And so, by these Providences of God--and the phrase is the government's, not mine--we are a World Power.
In the 1900-1903 war to conquer the Philippines, the U.S. killed more than 1 million people. In the midst of that war, U.S. Army General Shefter said: "It may be necessary to kill half of the Filipinos in order that the remaining half of the population may be advanced to a higher plane of life than their present semi-barbarous state affords."

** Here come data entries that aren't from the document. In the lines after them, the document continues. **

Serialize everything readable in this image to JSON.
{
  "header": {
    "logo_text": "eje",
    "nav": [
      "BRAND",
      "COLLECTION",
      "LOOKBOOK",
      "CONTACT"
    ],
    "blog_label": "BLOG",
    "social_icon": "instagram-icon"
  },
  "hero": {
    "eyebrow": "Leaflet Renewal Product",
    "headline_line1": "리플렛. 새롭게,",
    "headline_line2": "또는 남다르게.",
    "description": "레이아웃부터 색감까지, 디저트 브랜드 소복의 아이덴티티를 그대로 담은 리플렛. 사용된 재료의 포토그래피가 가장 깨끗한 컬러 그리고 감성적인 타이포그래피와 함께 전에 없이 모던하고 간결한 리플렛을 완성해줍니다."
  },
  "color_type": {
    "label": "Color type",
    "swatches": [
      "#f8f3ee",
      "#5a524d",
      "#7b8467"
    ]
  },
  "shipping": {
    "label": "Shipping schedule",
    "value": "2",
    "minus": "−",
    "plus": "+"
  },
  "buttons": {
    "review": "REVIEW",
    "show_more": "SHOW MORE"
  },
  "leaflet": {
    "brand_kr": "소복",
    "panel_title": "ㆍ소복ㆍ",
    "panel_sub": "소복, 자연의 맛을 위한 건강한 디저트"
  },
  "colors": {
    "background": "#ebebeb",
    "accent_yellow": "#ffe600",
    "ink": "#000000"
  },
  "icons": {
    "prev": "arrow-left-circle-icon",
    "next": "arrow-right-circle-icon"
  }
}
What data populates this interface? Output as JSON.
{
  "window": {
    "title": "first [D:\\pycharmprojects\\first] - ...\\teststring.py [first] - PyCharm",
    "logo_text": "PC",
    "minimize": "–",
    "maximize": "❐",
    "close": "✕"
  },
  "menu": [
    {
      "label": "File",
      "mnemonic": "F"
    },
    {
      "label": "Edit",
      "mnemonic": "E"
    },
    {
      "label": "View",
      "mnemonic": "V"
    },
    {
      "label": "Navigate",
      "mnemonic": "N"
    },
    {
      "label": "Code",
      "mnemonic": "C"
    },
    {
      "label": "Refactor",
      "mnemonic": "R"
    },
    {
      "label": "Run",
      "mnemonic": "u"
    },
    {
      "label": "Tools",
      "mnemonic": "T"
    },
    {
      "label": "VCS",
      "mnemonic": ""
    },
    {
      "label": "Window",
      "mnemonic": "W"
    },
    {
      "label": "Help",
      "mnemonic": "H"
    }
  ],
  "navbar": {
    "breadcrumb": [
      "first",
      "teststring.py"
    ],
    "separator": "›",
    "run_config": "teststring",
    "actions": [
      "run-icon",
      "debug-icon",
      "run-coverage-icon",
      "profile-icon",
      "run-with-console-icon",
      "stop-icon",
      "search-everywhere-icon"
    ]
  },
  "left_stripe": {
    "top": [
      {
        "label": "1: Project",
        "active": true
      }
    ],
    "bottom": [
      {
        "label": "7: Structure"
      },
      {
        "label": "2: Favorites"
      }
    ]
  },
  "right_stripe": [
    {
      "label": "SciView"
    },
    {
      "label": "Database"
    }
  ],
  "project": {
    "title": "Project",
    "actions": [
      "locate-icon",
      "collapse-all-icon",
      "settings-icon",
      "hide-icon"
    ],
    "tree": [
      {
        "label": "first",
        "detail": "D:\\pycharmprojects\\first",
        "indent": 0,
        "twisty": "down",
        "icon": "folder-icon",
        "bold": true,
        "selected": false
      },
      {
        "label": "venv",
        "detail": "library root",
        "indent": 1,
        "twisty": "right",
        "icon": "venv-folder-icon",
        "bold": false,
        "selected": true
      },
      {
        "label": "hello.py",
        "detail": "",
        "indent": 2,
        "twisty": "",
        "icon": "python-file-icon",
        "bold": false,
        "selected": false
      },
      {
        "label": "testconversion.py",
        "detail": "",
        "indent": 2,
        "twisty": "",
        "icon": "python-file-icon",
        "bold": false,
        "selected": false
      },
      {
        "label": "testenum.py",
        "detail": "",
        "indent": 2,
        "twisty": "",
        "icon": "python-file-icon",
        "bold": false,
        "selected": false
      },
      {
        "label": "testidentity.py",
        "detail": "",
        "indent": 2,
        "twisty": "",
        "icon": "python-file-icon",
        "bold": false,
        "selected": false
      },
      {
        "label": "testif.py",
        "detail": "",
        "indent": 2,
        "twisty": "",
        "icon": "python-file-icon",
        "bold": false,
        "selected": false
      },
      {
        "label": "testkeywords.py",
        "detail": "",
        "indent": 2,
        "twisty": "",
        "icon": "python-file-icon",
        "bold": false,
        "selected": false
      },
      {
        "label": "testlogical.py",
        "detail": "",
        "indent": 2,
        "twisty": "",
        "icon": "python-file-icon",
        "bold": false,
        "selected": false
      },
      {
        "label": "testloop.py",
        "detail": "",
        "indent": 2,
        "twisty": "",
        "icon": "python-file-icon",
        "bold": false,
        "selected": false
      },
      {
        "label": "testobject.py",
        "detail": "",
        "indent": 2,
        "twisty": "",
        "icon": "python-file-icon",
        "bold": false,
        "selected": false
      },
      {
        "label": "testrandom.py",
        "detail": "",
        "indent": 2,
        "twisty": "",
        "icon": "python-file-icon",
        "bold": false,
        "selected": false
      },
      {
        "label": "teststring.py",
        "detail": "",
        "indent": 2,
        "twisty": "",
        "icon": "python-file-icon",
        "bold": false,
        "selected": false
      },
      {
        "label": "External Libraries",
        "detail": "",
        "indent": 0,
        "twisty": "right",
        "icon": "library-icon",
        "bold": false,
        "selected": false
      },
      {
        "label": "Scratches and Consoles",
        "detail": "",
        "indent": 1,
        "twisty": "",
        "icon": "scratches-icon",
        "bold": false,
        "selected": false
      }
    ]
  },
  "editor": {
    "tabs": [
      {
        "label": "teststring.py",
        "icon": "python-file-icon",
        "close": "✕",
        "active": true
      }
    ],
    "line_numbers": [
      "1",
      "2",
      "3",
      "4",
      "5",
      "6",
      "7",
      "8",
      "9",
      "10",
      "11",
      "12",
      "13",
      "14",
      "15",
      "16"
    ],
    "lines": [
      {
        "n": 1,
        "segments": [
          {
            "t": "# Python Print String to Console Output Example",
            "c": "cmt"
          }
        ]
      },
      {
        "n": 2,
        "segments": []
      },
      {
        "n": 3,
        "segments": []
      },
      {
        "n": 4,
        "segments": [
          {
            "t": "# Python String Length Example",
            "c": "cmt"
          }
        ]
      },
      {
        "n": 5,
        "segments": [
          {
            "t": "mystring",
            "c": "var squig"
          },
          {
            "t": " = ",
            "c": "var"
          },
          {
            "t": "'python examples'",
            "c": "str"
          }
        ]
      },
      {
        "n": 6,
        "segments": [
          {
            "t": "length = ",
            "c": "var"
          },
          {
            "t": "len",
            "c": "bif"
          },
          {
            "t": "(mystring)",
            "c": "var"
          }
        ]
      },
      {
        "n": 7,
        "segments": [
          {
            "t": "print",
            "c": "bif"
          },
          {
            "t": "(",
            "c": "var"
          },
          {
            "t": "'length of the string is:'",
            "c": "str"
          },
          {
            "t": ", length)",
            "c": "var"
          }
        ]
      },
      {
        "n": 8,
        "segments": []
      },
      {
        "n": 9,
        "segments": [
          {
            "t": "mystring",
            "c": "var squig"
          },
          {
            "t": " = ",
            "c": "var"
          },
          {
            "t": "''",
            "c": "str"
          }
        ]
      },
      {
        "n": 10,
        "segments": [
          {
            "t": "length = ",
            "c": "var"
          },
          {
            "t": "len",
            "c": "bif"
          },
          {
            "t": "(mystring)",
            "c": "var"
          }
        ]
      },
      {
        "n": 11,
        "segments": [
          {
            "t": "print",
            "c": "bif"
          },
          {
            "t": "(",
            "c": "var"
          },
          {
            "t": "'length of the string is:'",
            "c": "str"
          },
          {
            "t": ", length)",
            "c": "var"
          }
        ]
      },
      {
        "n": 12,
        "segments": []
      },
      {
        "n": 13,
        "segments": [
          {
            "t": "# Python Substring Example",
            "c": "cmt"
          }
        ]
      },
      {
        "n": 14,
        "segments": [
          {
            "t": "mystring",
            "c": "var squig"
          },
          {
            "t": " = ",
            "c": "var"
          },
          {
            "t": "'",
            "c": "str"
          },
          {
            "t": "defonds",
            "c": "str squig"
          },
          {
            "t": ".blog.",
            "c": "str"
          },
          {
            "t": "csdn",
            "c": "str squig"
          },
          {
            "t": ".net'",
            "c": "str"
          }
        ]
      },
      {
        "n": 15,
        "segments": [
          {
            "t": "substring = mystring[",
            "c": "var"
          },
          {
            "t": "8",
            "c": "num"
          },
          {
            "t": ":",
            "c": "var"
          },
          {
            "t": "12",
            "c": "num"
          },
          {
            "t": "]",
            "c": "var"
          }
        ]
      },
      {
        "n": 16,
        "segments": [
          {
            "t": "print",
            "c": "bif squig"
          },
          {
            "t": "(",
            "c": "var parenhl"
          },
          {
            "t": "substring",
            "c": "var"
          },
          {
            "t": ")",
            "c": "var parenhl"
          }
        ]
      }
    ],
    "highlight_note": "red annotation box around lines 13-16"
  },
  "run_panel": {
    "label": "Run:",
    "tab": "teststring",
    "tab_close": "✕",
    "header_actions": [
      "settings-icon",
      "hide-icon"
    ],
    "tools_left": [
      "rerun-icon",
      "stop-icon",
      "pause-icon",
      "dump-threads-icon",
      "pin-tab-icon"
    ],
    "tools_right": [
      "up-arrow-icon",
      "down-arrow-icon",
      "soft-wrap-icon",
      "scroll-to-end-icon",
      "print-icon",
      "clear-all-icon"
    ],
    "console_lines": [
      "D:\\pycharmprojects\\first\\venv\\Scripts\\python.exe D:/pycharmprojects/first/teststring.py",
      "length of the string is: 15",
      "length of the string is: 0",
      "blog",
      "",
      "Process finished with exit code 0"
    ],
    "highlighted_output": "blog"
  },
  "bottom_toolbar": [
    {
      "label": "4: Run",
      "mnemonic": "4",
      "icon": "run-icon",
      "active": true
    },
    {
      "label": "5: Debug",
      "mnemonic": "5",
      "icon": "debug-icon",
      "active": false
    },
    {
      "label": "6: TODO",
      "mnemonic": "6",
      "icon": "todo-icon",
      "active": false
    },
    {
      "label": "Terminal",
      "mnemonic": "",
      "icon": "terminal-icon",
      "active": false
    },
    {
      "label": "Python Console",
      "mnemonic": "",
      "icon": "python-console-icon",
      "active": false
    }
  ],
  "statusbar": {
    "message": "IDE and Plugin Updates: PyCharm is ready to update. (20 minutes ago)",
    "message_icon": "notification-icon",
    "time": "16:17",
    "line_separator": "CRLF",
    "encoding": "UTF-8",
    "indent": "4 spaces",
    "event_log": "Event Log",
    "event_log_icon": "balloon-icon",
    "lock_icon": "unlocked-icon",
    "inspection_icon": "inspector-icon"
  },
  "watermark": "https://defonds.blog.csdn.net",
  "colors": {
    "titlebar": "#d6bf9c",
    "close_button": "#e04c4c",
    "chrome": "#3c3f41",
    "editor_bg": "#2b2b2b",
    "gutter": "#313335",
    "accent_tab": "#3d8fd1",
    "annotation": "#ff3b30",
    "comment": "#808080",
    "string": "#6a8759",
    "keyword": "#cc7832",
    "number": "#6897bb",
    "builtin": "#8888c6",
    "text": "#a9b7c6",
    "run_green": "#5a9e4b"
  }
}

Yet the real barbarians are the generals and politicians who run the U.S. military machine. The U.S. is still the only country to use the ultimate weapon of genocide--the atomic bomb. Another horrific example of the destruction the U.S. is prepared to wreak took place during the Vietnam War in the 1960s. By the time the U.S. was finally forced to withdraw in 1975, much of the country had been saturated with chemical weapons, and the war had claimed two million Vietnamese and Cambodian lives.
Ill proudly fly my jolly Roger. I care not what the consensus is. They've usually been wrong.
The International Court of Justice (ICJ) has ruled that Japan's whaling program in the Antarctic is not for scientific purposes and has forbidden the granting of further whaling permits.
The finding by a 16-judge panel at the ICJ is in favour of Australia's argument that Japan's whaling program is carried out for commercial purposes.
Japan has used the 1946 International Convention for the Regulation of Whaling, which permits killing for research, to justify killing whales in the Antarctic.
But the court's judges agreed with Australia that the Japanese research - two peer-reviewed papers since 2005, based on results obtained from just nine killed whales - was not proportionate to the number of animals killed.
"In light of the fact the Jarpa II [research program] has been going on since 2005, and has involved the killing of about 3,600 minke whales, the scientific output to date appears limited," said presiding judge Peter Tomka of Slovakia.
Video: Mary Gearin discusses ICJ ruling in The Hague (Lateline)
"Japan shall revoke any existent authorisation, permit or licence granted in relation to Jarpa II and refrain from granting any further permits in pursuance to the program."
Japan signed a 1986 moratorium on whaling, but has continued to hunt up to 850 minke whales in the icy waters of the Southern Ocean each year.
The ICJ's ruling is final and there will be no appeal.
While Japan has committed to abide by the court's ruling it is free to continue whaling if it withdraws from the 1986 moratorium or the 1946 treaty.
Japan had argued it has complied with the moratorium despite its 2,000-year tradition of whale hunting, leaving coastal communities in "anguish" because they can no longer practise their ancestral traditions